Geneseo launched its first massive open online course on Jan. 27, titled “Identity in the Third Space.” Over the span of four weeks, this class will examine personal, ethical and legal concerns about Internet identity.
According to Provost and professor of English Carol Long, this will not be an ordinary class.
“There are no grades,” Long said. “We wanted it to be offered in a low-risk environment.”
According to Long, this class is an experimental MOOC that started off as an idea among a few faculty members.
Visiting lecturer of anthropology Denice Szafran is one of several professors teaching this course, which she said asks the question, “Do you change when you go online?”
According to Szafran, this MOOC is a transformational learning opportunity because it is an innovative way to get information to those who are motivated to learn about the topic of third space personality. “For some people, the ‘third space’ is a very real space,” Szafran said.
There are currently over 100 students registered and the class will be organized in an open conversation format, where discussion among students and professors is encouraged.
“This class started largely as a way for students to learn technical information without having to go to class,” Long said.
According to Szafran, many of the students participating in the MOOC are alumni and faculty.
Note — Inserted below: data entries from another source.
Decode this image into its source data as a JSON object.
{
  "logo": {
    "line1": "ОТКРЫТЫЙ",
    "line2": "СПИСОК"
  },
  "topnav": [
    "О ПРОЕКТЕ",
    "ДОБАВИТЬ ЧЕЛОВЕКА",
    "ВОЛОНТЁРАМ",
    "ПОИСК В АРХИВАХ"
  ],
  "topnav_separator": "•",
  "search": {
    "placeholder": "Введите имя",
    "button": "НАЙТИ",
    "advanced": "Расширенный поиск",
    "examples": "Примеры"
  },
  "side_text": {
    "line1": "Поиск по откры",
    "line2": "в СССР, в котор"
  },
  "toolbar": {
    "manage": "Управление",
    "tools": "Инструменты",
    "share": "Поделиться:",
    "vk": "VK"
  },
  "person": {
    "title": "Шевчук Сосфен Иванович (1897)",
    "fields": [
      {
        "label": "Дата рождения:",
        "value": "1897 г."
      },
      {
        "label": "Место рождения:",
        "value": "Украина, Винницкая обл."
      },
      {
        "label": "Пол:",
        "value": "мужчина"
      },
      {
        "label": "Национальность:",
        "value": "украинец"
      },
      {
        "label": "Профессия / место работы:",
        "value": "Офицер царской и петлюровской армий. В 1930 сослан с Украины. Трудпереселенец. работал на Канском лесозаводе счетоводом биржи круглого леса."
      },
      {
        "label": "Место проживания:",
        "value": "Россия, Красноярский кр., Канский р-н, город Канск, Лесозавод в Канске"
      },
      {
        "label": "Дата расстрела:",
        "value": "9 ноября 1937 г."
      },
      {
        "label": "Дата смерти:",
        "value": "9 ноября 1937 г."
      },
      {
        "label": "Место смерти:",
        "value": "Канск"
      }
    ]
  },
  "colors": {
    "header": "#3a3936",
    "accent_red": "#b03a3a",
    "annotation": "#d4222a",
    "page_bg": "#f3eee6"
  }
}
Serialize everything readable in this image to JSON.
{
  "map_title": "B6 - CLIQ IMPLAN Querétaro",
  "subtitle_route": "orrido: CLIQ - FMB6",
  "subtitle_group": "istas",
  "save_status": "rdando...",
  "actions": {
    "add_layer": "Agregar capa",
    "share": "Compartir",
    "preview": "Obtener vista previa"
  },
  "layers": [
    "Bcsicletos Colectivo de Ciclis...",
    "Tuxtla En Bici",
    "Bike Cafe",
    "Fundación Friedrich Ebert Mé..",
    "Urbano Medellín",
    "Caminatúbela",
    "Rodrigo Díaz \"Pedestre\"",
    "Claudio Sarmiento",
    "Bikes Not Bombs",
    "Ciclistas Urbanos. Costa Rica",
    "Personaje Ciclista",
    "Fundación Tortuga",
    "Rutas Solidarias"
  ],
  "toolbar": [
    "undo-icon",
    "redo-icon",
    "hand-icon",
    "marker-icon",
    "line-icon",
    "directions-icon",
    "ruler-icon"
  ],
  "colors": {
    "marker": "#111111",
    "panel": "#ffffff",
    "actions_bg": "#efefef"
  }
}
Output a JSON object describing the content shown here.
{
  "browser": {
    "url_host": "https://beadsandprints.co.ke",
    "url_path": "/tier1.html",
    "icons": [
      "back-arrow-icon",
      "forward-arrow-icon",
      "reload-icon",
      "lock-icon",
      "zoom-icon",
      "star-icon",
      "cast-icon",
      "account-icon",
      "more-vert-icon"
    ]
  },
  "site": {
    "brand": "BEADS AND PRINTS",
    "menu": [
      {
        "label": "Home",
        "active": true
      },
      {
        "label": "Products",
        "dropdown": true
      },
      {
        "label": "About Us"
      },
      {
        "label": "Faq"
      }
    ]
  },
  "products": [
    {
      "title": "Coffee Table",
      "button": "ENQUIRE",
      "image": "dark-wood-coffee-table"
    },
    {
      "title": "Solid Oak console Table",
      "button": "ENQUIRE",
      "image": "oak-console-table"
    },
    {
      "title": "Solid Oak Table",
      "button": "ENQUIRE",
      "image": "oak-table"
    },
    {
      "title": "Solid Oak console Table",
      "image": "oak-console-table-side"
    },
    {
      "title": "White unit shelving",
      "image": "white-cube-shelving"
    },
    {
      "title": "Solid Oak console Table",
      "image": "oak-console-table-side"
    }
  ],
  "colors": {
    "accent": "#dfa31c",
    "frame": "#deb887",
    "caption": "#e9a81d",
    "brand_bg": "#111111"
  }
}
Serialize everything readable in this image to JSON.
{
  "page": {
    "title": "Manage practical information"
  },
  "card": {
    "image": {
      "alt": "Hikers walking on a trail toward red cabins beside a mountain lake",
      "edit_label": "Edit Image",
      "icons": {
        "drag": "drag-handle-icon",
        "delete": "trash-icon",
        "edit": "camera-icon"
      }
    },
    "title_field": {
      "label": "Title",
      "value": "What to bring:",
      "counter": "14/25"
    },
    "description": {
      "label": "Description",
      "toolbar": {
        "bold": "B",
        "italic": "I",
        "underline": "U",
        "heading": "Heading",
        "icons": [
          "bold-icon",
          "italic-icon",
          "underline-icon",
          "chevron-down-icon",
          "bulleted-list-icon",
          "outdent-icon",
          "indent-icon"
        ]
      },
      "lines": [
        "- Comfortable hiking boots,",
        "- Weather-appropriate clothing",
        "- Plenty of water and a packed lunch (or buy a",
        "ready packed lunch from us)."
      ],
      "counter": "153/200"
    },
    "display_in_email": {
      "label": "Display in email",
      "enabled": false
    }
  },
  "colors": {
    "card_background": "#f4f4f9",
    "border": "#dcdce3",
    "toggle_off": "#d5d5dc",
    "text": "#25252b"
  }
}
The course was created as a way for the alumni to stay involved in the Geneseo community. “[The MOOC] brings the alumni back in touch with the university and puts to use tools that normal classrooms don’t have at their disposal,” Szafran said.
According to associate professor of computer science Doug Baldwin – who will also help teach the MOOC – word of this new program spread mainly through email to alumni mailing lists.
“One thing that sets this MOOC apart from others is that people registered on initial interest,” Baldwin said.
According to Baldwin, the MOOC is cost-free for participants and offers “free access to the intellectual life of Geneseo” for alumni.
Because this MOOC is discussion oriented, professors can post videos or links to readings to stimulate more ideas and in-depth conversation about the topic on the website, which is structured like a blog.
The success of the MOOC will be measured by student feedback presently registered in the course. According to Long, this experimental MOOC will help the Geneseo community determine whether it is effective to use certain tools in the education process and to determine how best to use the “digital learning space” to “enhance the education environment at Geneseo.”
For an overview of the course, students can access the MOOC by visiting http://mooc.geneseo.edu.